  • Rabiner

    “Some energy experts, engineering consultants and Gulf Coast leaders have joined Big Oil to ask Salazar to change his mind. Drilling was safe before the BP spill, they said, and Gulf communities that depend on the industry were suffering unfairly.”

    So drilling was safe before the accident? If it was so safe before the accident then why did the accident ever occur? I think 23,000 jobs or a clean Gulf of Mexico is a decent trade off when you take into account what would happen if another ‘accident’ occurred and affected more fisheries and tourism.

  • Bebe99

    Right Rabiner, there are a few issues that must occasionally trump the economy, even in difficult economic times.
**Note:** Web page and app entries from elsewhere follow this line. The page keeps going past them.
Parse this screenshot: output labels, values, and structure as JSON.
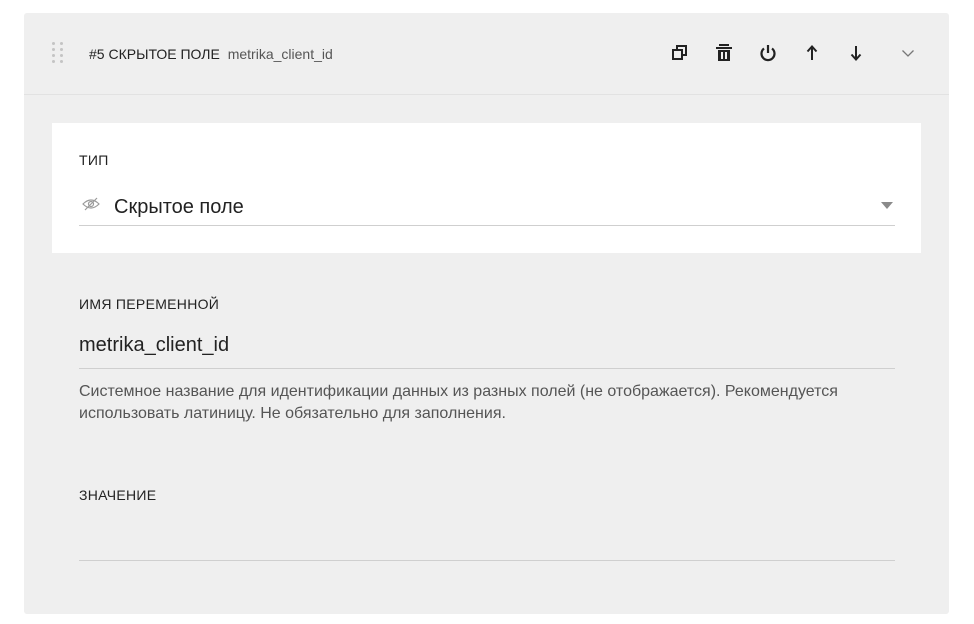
{
  "header": {
    "title": "#5 СКРЫТОЕ ПОЛЕ",
    "variable": "metrika_client_id",
    "actions": [
      "copy-icon",
      "delete-icon",
      "power-icon",
      "arrow-up-icon",
      "arrow-down-icon",
      "chevron-down-icon"
    ]
  },
  "type_field": {
    "label": "ТИП",
    "value": "Скрытое поле",
    "icon": "eye-off-icon"
  },
  "name_field": {
    "label": "ИМЯ ПЕРЕМЕННОЙ",
    "value": "metrika_client_id",
    "hint": "Системное название для идентификации данных из разных полей (не отображается). Рекомендуется использовать латиницу. Не обязательно для заполнения."
  },
  "value_field": {
    "label": "ЗНАЧЕНИЕ",
    "value": ""
  }
}
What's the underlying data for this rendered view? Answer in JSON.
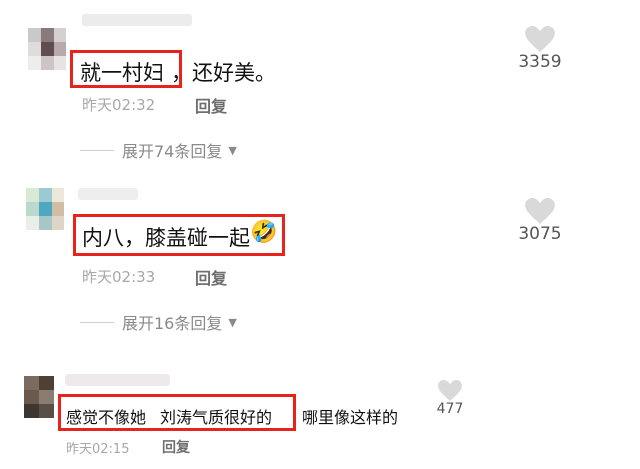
{
  "comments": [
    {
      "text": "就一村妇",
      "text_rest": "，还好美。",
      "time": "昨天02:32",
      "reply_label": "回复",
      "expand_label": "展开74条回复",
      "likes": "3359"
    },
    {
      "text": "内八，膝盖碰一起",
      "emoji": "🤣",
      "time": "昨天02:33",
      "reply_label": "回复",
      "expand_label": "展开16条回复",
      "likes": "3075"
    },
    {
      "text_pre": "感觉不像她",
      "text": "刘涛气质很好的",
      "text_rest": "哪里像这样的",
      "time": "昨天02:15",
      "reply_label": "回复",
      "likes": "477"
    }
  ],
  "colors": {
    "highlight": "#e8231c",
    "meta": "#a8a8a8",
    "heart": "#d9d9d9"
  }
}
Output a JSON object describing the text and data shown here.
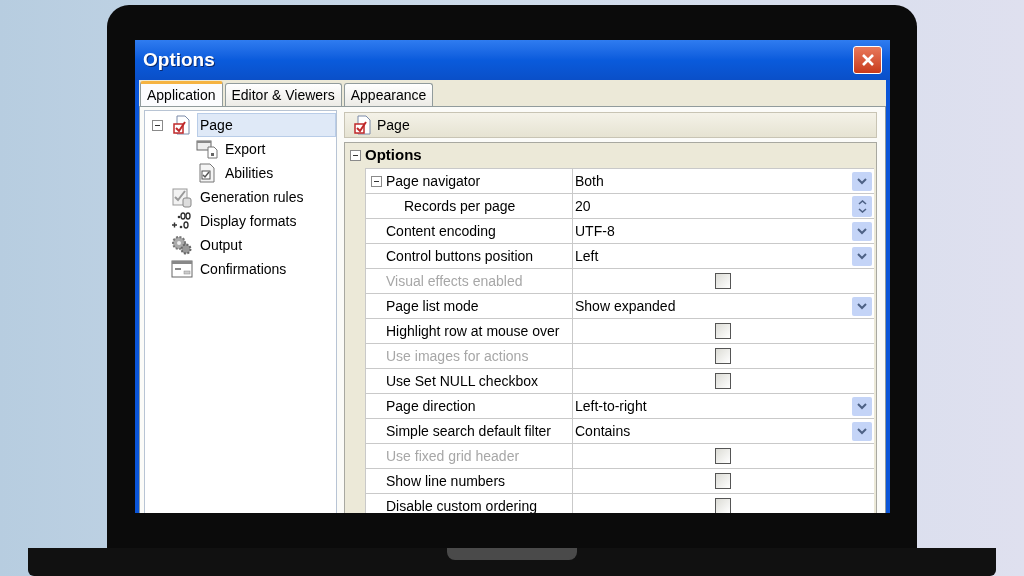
{
  "window": {
    "title": "Options"
  },
  "tabs": [
    {
      "label": "Application",
      "selected": true
    },
    {
      "label": "Editor & Viewers",
      "selected": false
    },
    {
      "label": "Appearance",
      "selected": false
    }
  ],
  "tree": [
    {
      "label": "Page",
      "selected": true,
      "expanded": true,
      "children": [
        {
          "label": "Export",
          "selected": false
        },
        {
          "label": "Abilities",
          "selected": false
        }
      ]
    },
    {
      "label": "Generation rules",
      "selected": false
    },
    {
      "label": "Display formats",
      "selected": false
    },
    {
      "label": "Output",
      "selected": false
    },
    {
      "label": "Confirmations",
      "selected": false
    }
  ],
  "panel_header": {
    "title": "Page"
  },
  "properties": {
    "category": {
      "label": "Options",
      "expanded": true
    },
    "rows": [
      {
        "label": "Page navigator",
        "kind": "dropdown",
        "value": "Both",
        "disabled": false,
        "expanded": true,
        "children": [
          {
            "label": "Records per page",
            "kind": "spin",
            "value": "20",
            "disabled": false
          }
        ]
      },
      {
        "label": "Content encoding",
        "kind": "dropdown",
        "value": "UTF-8",
        "disabled": false
      },
      {
        "label": "Control buttons position",
        "kind": "dropdown",
        "value": "Left",
        "disabled": false
      },
      {
        "label": "Visual effects enabled",
        "kind": "checkbox",
        "checked": false,
        "disabled": true
      },
      {
        "label": "Page list mode",
        "kind": "dropdown",
        "value": "Show expanded",
        "disabled": false
      },
      {
        "label": "Highlight row at mouse over",
        "kind": "checkbox",
        "checked": false,
        "disabled": false
      },
      {
        "label": "Use images for actions",
        "kind": "checkbox",
        "checked": false,
        "disabled": true
      },
      {
        "label": "Use Set NULL checkbox",
        "kind": "checkbox",
        "checked": false,
        "disabled": false
      },
      {
        "label": "Page direction",
        "kind": "dropdown",
        "value": "Left-to-right",
        "disabled": false
      },
      {
        "label": "Simple search default filter",
        "kind": "dropdown",
        "value": "Contains",
        "disabled": false
      },
      {
        "label": "Use fixed grid header",
        "kind": "checkbox",
        "checked": false,
        "disabled": true
      },
      {
        "label": "Show line numbers",
        "kind": "checkbox",
        "checked": false,
        "disabled": false
      },
      {
        "label": "Disable custom ordering",
        "kind": "checkbox",
        "checked": false,
        "disabled": false
      }
    ]
  }
}
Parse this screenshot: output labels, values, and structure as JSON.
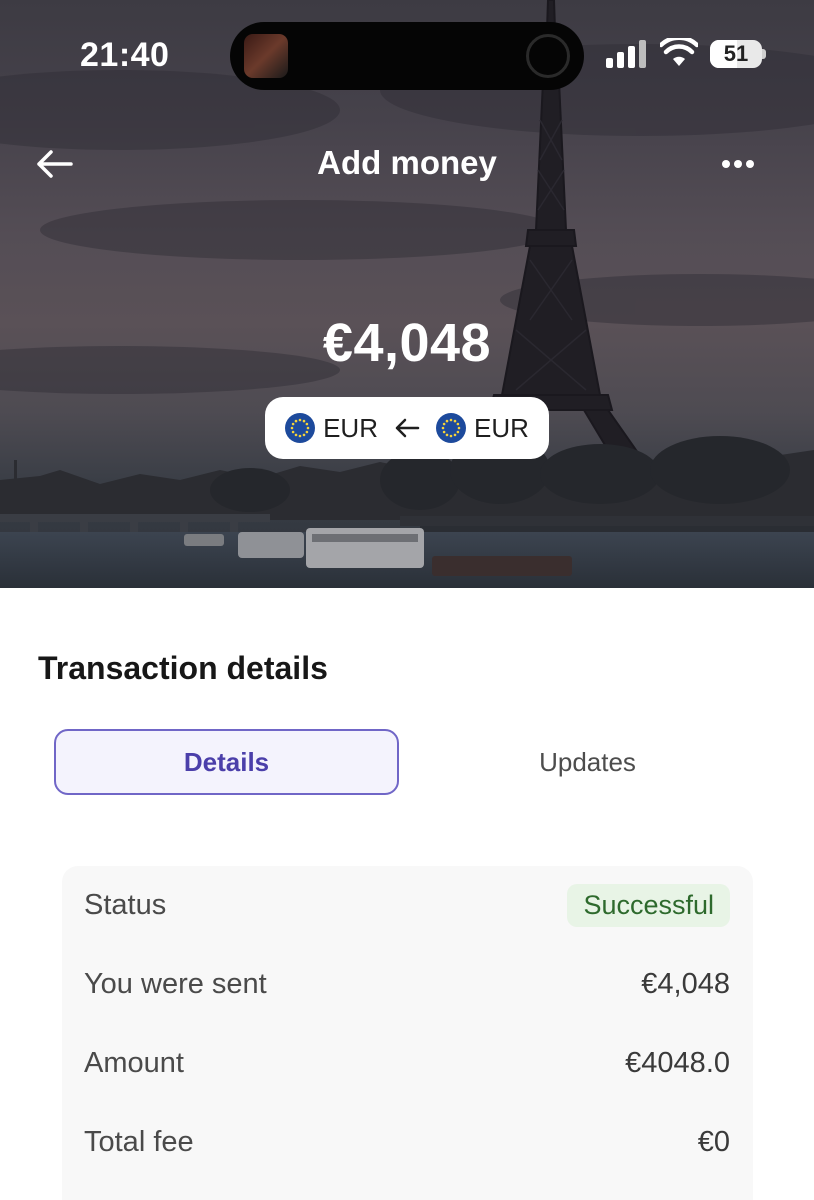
{
  "status_bar": {
    "time": "21:40",
    "battery": "51",
    "battery_level": 0.51,
    "icons": [
      "signal-icon",
      "wifi-icon",
      "battery-icon"
    ]
  },
  "header": {
    "title": "Add money",
    "back_icon": "arrow-left-icon",
    "more_icon": "more-horizontal-icon"
  },
  "hero": {
    "amount": "€4,048",
    "from_currency": "EUR",
    "to_currency": "EUR",
    "flag_icon": "eu-flag-icon"
  },
  "section": {
    "title": "Transaction details"
  },
  "tabs": [
    {
      "label": "Details",
      "active": true
    },
    {
      "label": "Updates",
      "active": false
    }
  ],
  "details": {
    "status_label": "Status",
    "status_value": "Successful",
    "sent_label": "You were sent",
    "sent_value": "€4,048",
    "amount_label": "Amount",
    "amount_value": "€4048.0",
    "fee_label": "Total fee",
    "fee_value": "€0"
  },
  "colors": {
    "accent": "#4b3faa",
    "accent_border": "#7066c7",
    "success_text": "#2e6a2d",
    "success_bg": "#e8f4e6"
  }
}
Making sure a spill like this doesn’t happen again is certainly of higher import as it affects the food supply, the entire gulf coast and the ocean system at large. I wonder how many tourism and fishing jobs were lost to the spill? Would we want to risk losing them again with another spill? Its unfortunate that the job losses fall so heavily on gulf coast residents. But the environment must be safeguarded for us and future generations.

  • armstp

    This is a completely BS post. “Will” affect over the 23,000 jobs. The moratorium has been in effect now for several months and is expected to end in just a few months. So far there has been virtually no job losses.

    There has been lots of bravado and so-called reports saying the moratorium will dramatically impact the economy and jobs, but that was all political and absolutely non-of it has actually materialized. One estimate even said 1 million jobs will be impacted. Truly, bullshit.

    http://www.nola.com/news/gulf-oil-spill/index.ssf/2010/08/deepwater_oil_drilling_morator.html